Today is Ada Lovelace Day, a day for highlighting women making great contributions to science, technology, engineering, and mathematics. This is a holiday of particular importance to the free software movement, to remind us that there are powerful social biases which permeate our movement, sexism and transmisogyny being just two of these.
"The current level of general surveillance in society is incompatible with human rights. To recover our freedom and restore democracy, we must reduce surveillance to the point where it is possible for whistleblowers of all kinds to talk with journalists without being spotted."
In this post, Deb recaps Software Freedom Day 2013, held in Cambridge MA on Saturday, September 21, 2013.
Ben recently started working at the FSF as this fall's licensing intern. In this post, he writes about what brought him to free software and his interest in copyleft.
Is there someone who you think has advanced the progress of free software, someone you think of as a free software hero? How about a great project that uses free software principles, like copyleft or free culture, to benefit society? Now is your chance to nominate them for a Free Software Award.

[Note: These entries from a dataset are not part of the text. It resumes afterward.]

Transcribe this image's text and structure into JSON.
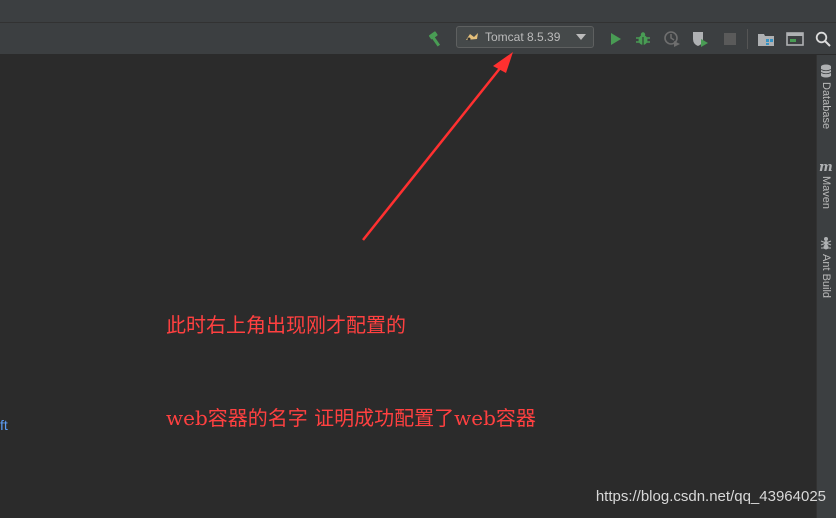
{
  "toolbar": {
    "run_config": {
      "label": "Tomcat 8.5.39"
    },
    "icons": [
      "build-hammer-icon",
      "tomcat-icon",
      "run-icon",
      "debug-icon",
      "coverage-icon",
      "profile-icon",
      "stop-icon",
      "project-structure-icon",
      "terminal-icon",
      "search-icon"
    ]
  },
  "right_strip": {
    "tabs": [
      {
        "label": "Database",
        "icon": "database-icon"
      },
      {
        "label": "Maven",
        "icon": "maven-icon"
      },
      {
        "label": "Ant Build",
        "icon": "ant-icon"
      }
    ]
  },
  "editor": {
    "code_fragment": "ft"
  },
  "annotation": {
    "line1": "此时右上角出现刚才配置的",
    "line2": "web容器的名字 证明成功配置了web容器",
    "color": "#ff4040"
  },
  "watermark": "https://blog.csdn.net/qq_43964025"
}
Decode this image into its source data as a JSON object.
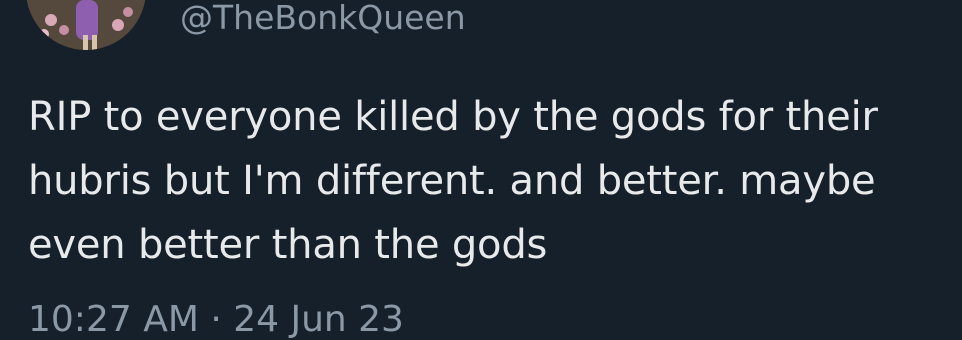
{
  "tweet": {
    "handle": "@TheBonkQueen",
    "text": "RIP to everyone killed by the gods for their\nhubris but I'm different. and better. maybe\neven better than the gods",
    "timestamp": "10:27 AM · 24 Jun 23"
  },
  "colors": {
    "background": "#15202b",
    "text": "#e7e9ea",
    "secondary": "#8b98a5"
  },
  "icons": {
    "avatar": "profile-photo"
  }
}
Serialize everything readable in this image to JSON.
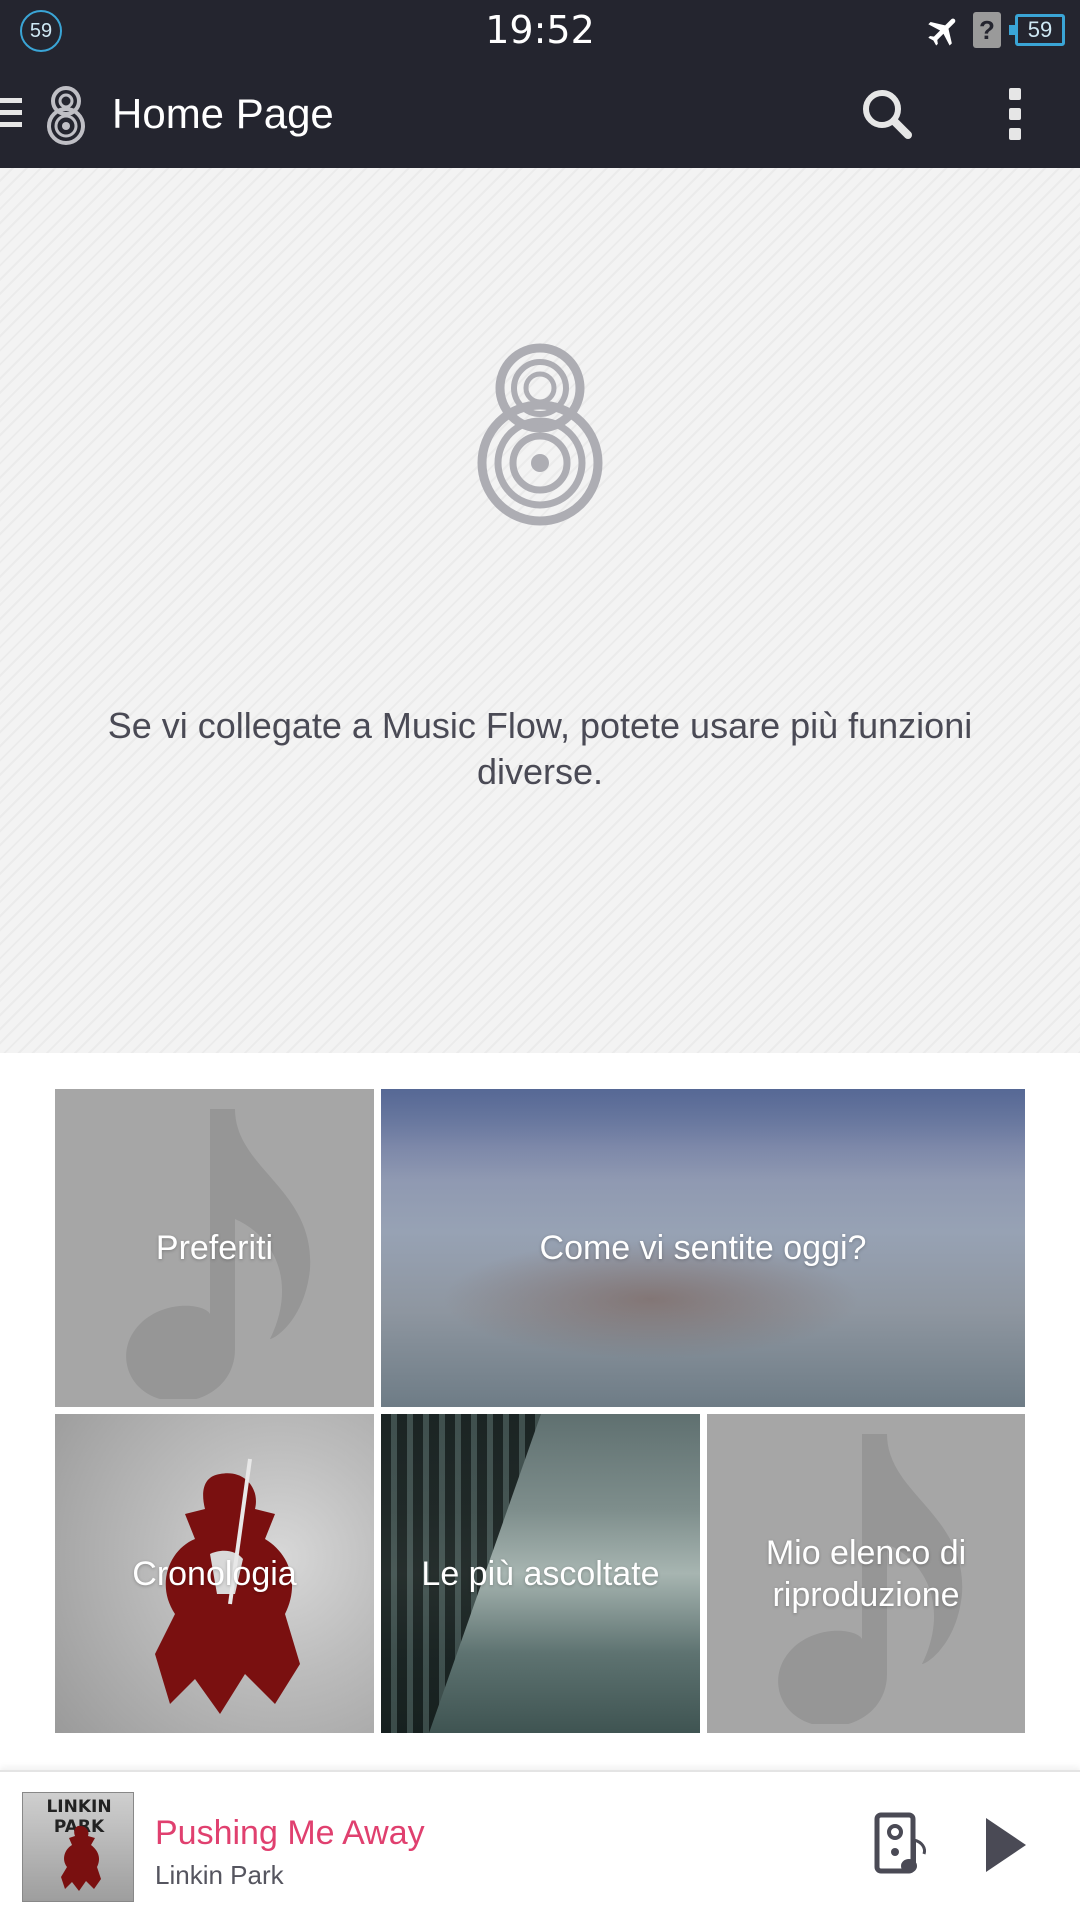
{
  "status_bar": {
    "notification_count": "59",
    "time": "19:52",
    "battery": "59",
    "icons": [
      "airplane-mode-icon",
      "unknown-sim-icon",
      "battery-icon"
    ]
  },
  "app_bar": {
    "title": "Home Page",
    "icons": [
      "menu-icon",
      "music-flow-logo-icon",
      "search-icon",
      "overflow-menu-icon"
    ]
  },
  "hero": {
    "message": "Se vi collegate a Music Flow, potete usare più funzioni diverse."
  },
  "tiles": [
    {
      "label": "Preferiti"
    },
    {
      "label": "Come vi sentite oggi?"
    },
    {
      "label": "Cronologia"
    },
    {
      "label": "Le più ascoltate"
    },
    {
      "label": "Mio elenco di riproduzione"
    }
  ],
  "now_playing": {
    "album_art_text": "LINKIN PARK",
    "title": "Pushing Me Away",
    "artist": "Linkin Park",
    "title_color": "#e0406f"
  },
  "colors": {
    "app_bar": "#24252f",
    "accent": "#3aa5d6",
    "tile_gray": "#a6a6a6"
  }
}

The intention to create the GNU System, and the concept of free software, was first announced in September 1983. Since then, it has grown into a global movement of people that work together for software freedom, and have a great time doing it.